# PROBLEM
Write the entries out again. Every character must match.

---*---

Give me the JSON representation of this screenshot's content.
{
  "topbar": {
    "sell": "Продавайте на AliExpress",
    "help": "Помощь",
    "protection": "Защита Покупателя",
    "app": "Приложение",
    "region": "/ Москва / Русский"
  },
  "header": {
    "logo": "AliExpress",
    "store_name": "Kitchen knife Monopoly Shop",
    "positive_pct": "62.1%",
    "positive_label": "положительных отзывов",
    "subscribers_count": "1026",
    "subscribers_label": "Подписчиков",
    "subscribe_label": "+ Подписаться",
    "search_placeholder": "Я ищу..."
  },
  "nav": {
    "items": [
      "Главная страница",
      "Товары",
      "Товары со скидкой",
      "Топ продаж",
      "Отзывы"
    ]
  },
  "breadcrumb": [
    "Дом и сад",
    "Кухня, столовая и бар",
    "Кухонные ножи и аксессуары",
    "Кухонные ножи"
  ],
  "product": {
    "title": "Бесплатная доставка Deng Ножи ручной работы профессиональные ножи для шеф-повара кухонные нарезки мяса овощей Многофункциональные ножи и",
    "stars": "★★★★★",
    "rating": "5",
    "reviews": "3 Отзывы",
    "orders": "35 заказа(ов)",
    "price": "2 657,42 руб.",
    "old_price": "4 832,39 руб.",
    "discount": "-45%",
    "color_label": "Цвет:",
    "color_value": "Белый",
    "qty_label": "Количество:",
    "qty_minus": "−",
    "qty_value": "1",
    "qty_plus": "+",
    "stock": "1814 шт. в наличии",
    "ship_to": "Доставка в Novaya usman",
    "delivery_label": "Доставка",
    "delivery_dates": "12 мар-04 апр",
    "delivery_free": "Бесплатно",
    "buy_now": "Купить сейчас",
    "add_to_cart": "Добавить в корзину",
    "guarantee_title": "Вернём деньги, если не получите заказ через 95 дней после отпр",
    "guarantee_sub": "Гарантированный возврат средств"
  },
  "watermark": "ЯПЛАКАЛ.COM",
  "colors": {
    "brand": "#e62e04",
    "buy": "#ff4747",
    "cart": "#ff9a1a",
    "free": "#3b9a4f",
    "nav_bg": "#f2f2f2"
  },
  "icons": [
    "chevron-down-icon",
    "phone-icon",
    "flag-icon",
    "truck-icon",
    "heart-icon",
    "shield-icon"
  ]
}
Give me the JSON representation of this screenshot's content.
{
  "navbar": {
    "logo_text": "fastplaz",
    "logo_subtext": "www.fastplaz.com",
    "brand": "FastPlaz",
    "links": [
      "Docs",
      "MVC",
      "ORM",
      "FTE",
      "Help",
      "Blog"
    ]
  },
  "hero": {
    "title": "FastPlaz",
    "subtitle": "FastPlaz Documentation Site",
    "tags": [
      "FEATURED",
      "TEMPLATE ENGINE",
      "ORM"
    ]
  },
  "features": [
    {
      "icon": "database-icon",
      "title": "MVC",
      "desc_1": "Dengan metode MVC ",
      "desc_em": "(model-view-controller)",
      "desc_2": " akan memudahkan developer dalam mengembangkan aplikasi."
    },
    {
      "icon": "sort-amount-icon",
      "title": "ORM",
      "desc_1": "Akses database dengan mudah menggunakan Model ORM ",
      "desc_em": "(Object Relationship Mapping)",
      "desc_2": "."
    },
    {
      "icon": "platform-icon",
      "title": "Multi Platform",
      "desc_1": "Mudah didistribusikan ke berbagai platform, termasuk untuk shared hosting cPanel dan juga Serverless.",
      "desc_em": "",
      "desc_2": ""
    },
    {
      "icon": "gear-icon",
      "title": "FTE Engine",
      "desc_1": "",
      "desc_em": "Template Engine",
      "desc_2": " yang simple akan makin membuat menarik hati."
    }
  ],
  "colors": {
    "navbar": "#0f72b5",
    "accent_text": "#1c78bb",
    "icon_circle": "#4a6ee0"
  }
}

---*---

# REPLY
Give me the JSON representation of this screenshot's content.
{
  "topbar": {
    "sell": "Продавайте на AliExpress",
    "help": "Помощь",
    "protection": "Защита Покупателя",
    "app": "Приложение",
    "region": "/ Москва / Русский"
  },
  "header": {
    "logo": "AliExpress",
    "store_name": "Kitchen knife Monopoly Shop",
    "positive_pct": "62.1%",
    "positive_label": "положительных отзывов",
    "subscribers_count": "1026",
    "subscribers_label": "Подписчиков",
    "subscribe_label": "+ Подписаться",
    "search_placeholder": "Я ищу..."
  },
  "nav": {
    "items": [
      "Главная страница",
      "Товары",
      "Товары со скидкой",
      "Топ продаж",
      "Отзывы"
    ]
  },
  "breadcrumb": [
    "Дом и сад",
    "Кухня, столовая и бар",
    "Кухонные ножи и аксессуары",
    "Кухонные ножи"
  ],
  "product": {
    "title": "Бесплатная доставка Deng Ножи ручной работы профессиональные ножи для шеф-повара кухонные нарезки мяса овощей Многофункциональные ножи и",
    "stars": "★★★★★",
    "rating": "5",
    "reviews": "3 Отзывы",
    "orders": "35 заказа(ов)",
    "price": "2 657,42 руб.",
    "old_price": "4 832,39 руб.",
    "discount": "-45%",
    "color_label": "Цвет:",
    "color_value": "Белый",
    "qty_label": "Количество:",
    "qty_minus": "−",
    "qty_value": "1",
    "qty_plus": "+",
    "stock": "1814 шт. в наличии",
    "ship_to": "Доставка в Novaya usman",
    "delivery_label": "Доставка",
    "delivery_dates": "12 мар-04 апр",
    "delivery_free": "Бесплатно",
    "buy_now": "Купить сейчас",
    "add_to_cart": "Добавить в корзину",
    "guarantee_title": "Вернём деньги, если не получите заказ через 95 дней после отпр",
    "guarantee_sub": "Гарантированный возврат средств"
  },
  "watermark": "ЯПЛАКАЛ.COM",
  "colors": {
    "brand": "#e62e04",
    "buy": "#ff4747",
    "cart": "#ff9a1a",
    "free": "#3b9a4f",
    "nav_bg": "#f2f2f2"
  },
  "icons": [
    "chevron-down-icon",
    "phone-icon",
    "flag-icon",
    "truck-icon",
    "heart-icon",
    "shield-icon"
  ]
}
Give me the JSON representation of this screenshot's content.
{
  "navbar": {
    "logo_text": "fastplaz",
    "logo_subtext": "www.fastplaz.com",
    "brand": "FastPlaz",
    "links": [
      "Docs",
      "MVC",
      "ORM",
      "FTE",
      "Help",
      "Blog"
    ]
  },
  "hero": {
    "title": "FastPlaz",
    "subtitle": "FastPlaz Documentation Site",
    "tags": [
      "FEATURED",
      "TEMPLATE ENGINE",
      "ORM"
    ]
  },
  "features": [
    {
      "icon": "database-icon",
      "title": "MVC",
      "desc_1": "Dengan metode MVC ",
      "desc_em": "(model-view-controller)",
      "desc_2": " akan memudahkan developer dalam mengembangkan aplikasi."
    },
    {
      "icon": "sort-amount-icon",
      "title": "ORM",
      "desc_1": "Akses database dengan mudah menggunakan Model ORM ",
      "desc_em": "(Object Relationship Mapping)",
      "desc_2": "."
    },
    {
      "icon": "platform-icon",
      "title": "Multi Platform",
      "desc_1": "Mudah didistribusikan ke berbagai platform, termasuk untuk shared hosting cPanel dan juga Serverless.",
      "desc_em": "",
      "desc_2": ""
    },
    {
      "icon": "gear-icon",
      "title": "FTE Engine",
      "desc_1": "",
      "desc_em": "Template Engine",
      "desc_2": " yang simple akan makin membuat menarik hati."
    }
  ],
  "colors": {
    "navbar": "#0f72b5",
    "accent_text": "#1c78bb",
    "icon_circle": "#4a6ee0"
  }
}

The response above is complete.